Information given
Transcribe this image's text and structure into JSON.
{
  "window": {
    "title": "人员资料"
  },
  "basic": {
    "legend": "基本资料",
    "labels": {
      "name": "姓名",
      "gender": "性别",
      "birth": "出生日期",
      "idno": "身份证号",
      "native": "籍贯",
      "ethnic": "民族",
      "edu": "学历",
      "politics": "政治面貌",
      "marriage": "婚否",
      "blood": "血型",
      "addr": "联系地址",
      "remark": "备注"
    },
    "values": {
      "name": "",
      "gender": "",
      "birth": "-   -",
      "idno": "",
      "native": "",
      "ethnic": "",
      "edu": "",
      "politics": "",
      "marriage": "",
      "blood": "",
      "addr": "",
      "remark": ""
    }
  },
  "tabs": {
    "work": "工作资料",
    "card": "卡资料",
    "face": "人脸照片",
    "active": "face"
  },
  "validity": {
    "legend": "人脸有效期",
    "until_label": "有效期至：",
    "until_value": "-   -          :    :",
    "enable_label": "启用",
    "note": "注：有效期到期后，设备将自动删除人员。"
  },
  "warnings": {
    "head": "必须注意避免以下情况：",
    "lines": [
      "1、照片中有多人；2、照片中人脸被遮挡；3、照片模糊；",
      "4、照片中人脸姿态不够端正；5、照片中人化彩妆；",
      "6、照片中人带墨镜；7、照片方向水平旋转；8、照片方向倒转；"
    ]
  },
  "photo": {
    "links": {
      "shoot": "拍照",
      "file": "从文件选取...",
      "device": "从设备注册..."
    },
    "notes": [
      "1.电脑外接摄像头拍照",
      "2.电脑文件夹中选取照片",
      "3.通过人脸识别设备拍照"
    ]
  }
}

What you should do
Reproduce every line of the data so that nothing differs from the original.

Output of the task
Transcribe this image's text and structure into JSON.
{
  "window": {
    "title": "人员资料"
  },
  "basic": {
    "legend": "基本资料",
    "labels": {
      "name": "姓名",
      "gender": "性别",
      "birth": "出生日期",
      "idno": "身份证号",
      "native": "籍贯",
      "ethnic": "民族",
      "edu": "学历",
      "politics": "政治面貌",
      "marriage": "婚否",
      "blood": "血型",
      "addr": "联系地址",
      "remark": "备注"
    },
    "values": {
      "name": "",
      "gender": "",
      "birth": "-   -",
      "idno": "",
      "native": "",
      "ethnic": "",
      "edu": "",
      "politics": "",
      "marriage": "",
      "blood": "",
      "addr": "",
      "remark": ""
    }
  },
  "tabs": {
    "work": "工作资料",
    "card": "卡资料",
    "face": "人脸照片",
    "active": "face"
  },
  "validity": {
    "legend": "人脸有效期",
    "until_label": "有效期至：",
    "until_value": "-   -          :    :",
    "enable_label": "启用",
    "note": "注：有效期到期后，设备将自动删除人员。"
  },
  "warnings": {
    "head": "必须注意避免以下情况：",
    "lines": [
      "1、照片中有多人；2、照片中人脸被遮挡；3、照片模糊；",
      "4、照片中人脸姿态不够端正；5、照片中人化彩妆；",
      "6、照片中人带墨镜；7、照片方向水平旋转；8、照片方向倒转；"
    ]
  },
  "photo": {
    "links": {
      "shoot": "拍照",
      "file": "从文件选取...",
      "device": "从设备注册..."
    },
    "notes": [
      "1.电脑外接摄像头拍照",
      "2.电脑文件夹中选取照片",
      "3.通过人脸识别设备拍照"
    ]
  }
}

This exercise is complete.